* Task requirements
Examine the entries and show every line in which the word "JSON" is found.
☆ ☆ ☆
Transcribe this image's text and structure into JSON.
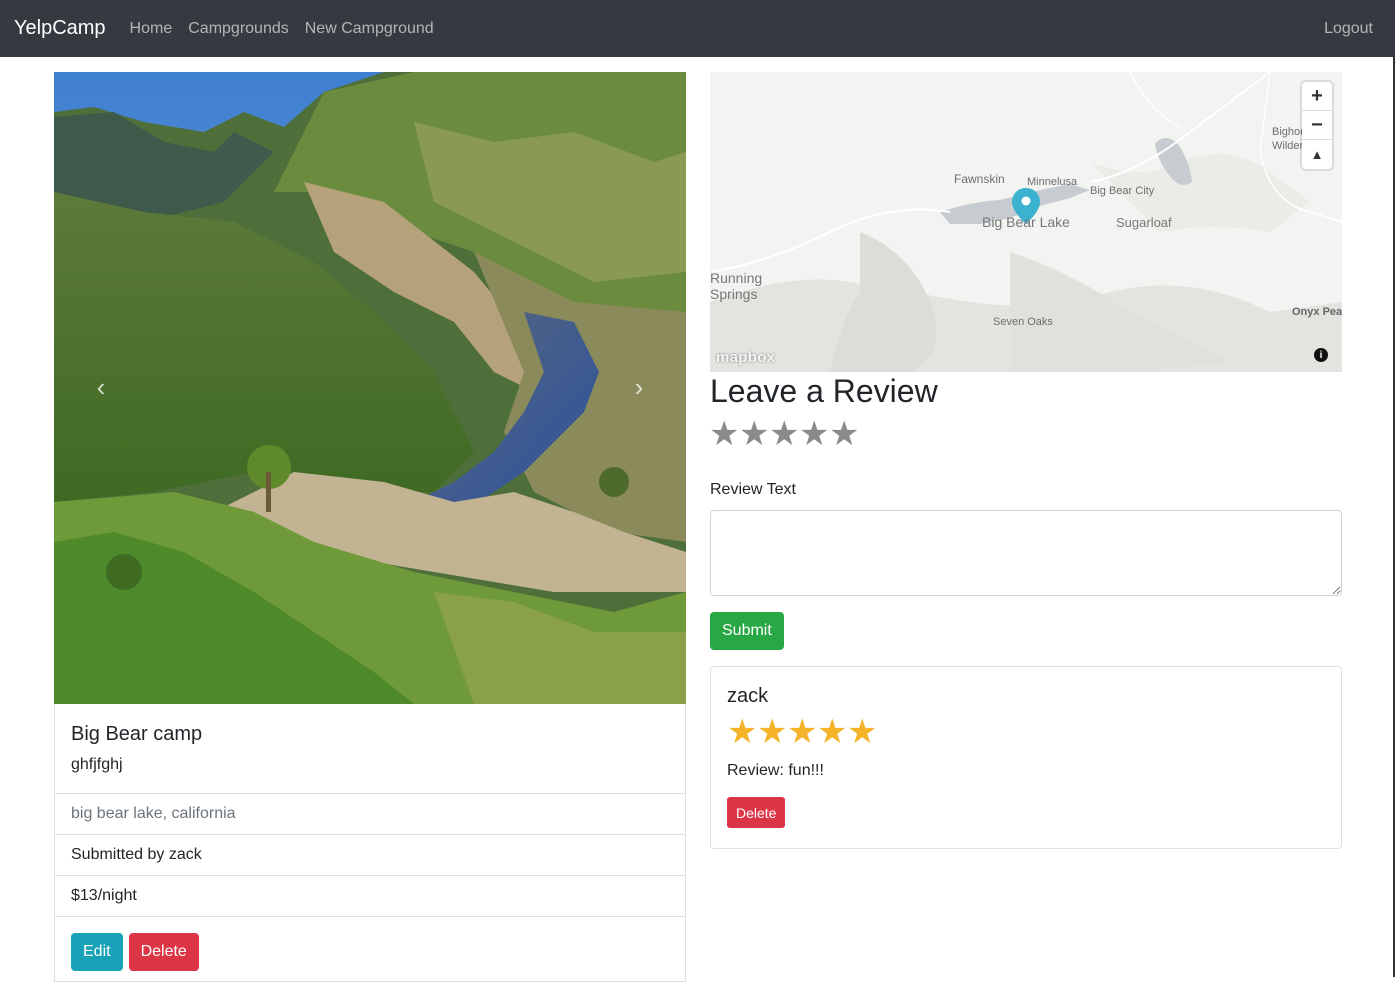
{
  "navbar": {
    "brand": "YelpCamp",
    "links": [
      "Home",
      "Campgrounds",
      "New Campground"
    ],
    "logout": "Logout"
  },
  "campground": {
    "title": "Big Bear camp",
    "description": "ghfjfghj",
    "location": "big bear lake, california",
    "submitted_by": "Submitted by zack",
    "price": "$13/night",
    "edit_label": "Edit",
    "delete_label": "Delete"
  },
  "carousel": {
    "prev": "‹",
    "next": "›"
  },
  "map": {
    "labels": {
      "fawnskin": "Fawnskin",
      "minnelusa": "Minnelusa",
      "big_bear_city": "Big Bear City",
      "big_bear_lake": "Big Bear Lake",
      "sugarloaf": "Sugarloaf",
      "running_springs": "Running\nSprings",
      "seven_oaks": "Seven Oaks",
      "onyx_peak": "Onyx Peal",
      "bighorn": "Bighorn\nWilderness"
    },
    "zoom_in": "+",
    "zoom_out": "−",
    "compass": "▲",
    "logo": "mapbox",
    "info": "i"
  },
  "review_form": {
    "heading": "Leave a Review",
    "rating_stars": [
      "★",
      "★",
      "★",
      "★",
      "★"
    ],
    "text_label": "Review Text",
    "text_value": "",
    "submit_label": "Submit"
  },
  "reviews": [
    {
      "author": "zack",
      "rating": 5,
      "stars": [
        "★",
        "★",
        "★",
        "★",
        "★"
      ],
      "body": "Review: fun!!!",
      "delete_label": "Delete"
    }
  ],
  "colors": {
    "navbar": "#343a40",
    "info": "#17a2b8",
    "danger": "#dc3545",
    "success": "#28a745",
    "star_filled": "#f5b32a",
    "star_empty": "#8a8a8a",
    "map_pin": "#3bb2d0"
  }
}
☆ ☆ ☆
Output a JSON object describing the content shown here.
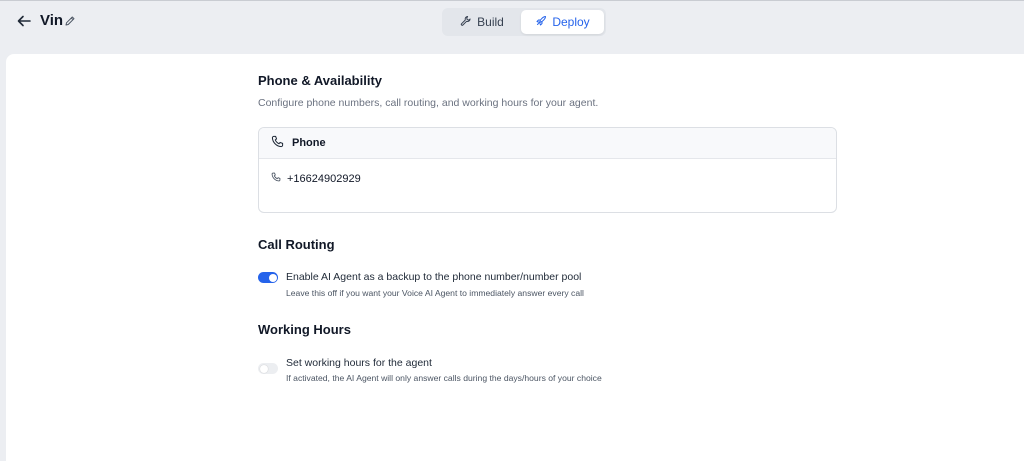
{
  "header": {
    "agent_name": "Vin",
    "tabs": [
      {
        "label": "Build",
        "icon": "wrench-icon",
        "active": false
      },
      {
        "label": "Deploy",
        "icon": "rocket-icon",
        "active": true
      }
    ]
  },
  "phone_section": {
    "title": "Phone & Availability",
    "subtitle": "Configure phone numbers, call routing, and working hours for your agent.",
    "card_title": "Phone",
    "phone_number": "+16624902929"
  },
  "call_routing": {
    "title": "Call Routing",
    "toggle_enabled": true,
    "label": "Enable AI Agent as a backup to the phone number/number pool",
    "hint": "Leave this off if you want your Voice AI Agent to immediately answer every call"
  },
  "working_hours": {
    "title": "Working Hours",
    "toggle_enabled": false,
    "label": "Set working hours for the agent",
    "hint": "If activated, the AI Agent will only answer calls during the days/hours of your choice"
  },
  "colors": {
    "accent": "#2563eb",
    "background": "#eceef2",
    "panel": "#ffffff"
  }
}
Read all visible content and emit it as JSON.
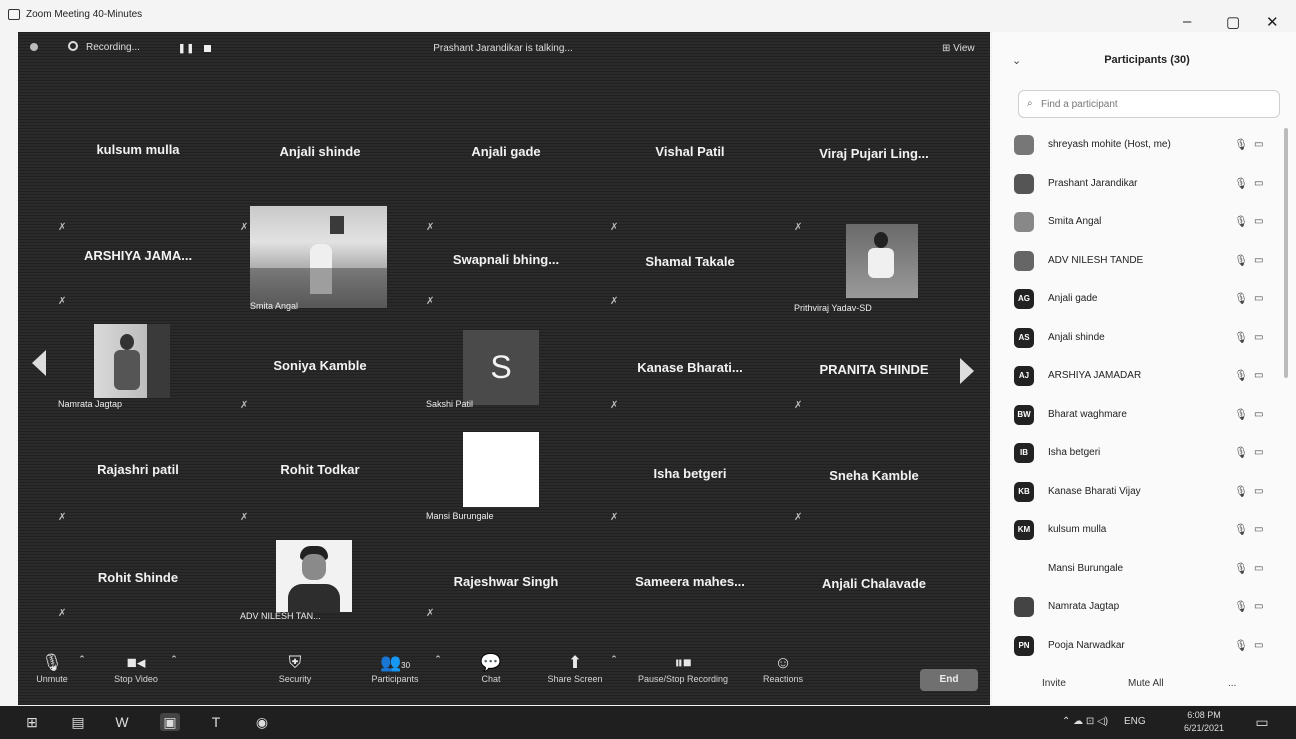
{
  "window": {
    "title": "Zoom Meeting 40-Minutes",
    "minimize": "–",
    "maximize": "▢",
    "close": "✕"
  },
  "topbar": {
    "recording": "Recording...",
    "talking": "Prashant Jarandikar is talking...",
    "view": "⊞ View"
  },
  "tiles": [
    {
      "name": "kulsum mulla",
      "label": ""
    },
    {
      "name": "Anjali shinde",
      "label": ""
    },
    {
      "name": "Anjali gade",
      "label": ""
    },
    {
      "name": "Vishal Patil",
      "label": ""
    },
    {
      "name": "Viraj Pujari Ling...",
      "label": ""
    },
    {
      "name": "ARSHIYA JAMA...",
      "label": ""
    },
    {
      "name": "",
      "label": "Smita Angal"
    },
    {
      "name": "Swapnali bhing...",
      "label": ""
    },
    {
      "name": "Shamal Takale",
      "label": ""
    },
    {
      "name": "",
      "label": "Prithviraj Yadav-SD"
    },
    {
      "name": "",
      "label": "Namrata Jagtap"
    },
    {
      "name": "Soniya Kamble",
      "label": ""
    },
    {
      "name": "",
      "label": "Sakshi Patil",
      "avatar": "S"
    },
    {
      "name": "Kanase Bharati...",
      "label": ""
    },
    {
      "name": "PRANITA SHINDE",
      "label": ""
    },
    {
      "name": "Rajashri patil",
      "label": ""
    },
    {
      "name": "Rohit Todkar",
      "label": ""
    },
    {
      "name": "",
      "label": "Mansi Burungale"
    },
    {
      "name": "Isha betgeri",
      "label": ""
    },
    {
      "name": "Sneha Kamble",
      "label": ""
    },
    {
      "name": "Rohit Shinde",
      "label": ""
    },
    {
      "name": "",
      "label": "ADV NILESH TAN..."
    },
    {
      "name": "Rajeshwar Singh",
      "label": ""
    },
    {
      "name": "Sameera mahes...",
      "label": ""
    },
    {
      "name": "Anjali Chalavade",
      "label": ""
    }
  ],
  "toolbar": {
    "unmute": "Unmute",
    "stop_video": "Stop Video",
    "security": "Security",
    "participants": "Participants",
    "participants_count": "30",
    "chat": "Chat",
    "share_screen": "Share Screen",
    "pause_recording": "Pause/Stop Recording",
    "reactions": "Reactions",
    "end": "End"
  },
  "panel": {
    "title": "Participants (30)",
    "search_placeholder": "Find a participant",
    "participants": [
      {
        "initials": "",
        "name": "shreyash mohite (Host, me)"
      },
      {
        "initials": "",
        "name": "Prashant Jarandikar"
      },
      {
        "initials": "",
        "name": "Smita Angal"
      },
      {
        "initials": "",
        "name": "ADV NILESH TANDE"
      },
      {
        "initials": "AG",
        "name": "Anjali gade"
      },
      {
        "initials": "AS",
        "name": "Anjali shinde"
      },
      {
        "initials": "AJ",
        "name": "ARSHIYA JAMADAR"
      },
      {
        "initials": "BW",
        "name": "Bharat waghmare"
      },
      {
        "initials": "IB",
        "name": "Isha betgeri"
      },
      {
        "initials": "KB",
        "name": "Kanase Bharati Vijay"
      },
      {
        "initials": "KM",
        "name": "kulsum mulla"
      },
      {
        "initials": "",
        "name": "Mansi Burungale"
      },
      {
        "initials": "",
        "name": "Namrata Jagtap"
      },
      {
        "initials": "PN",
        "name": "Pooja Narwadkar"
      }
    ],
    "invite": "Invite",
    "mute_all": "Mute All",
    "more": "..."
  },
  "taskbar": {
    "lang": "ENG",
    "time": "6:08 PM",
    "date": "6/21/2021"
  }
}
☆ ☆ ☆
* Reply
Transcribe this image's text and structure into JSON.
Output a JSON object describing the content shown here.
Read all visible content and emit it as JSON.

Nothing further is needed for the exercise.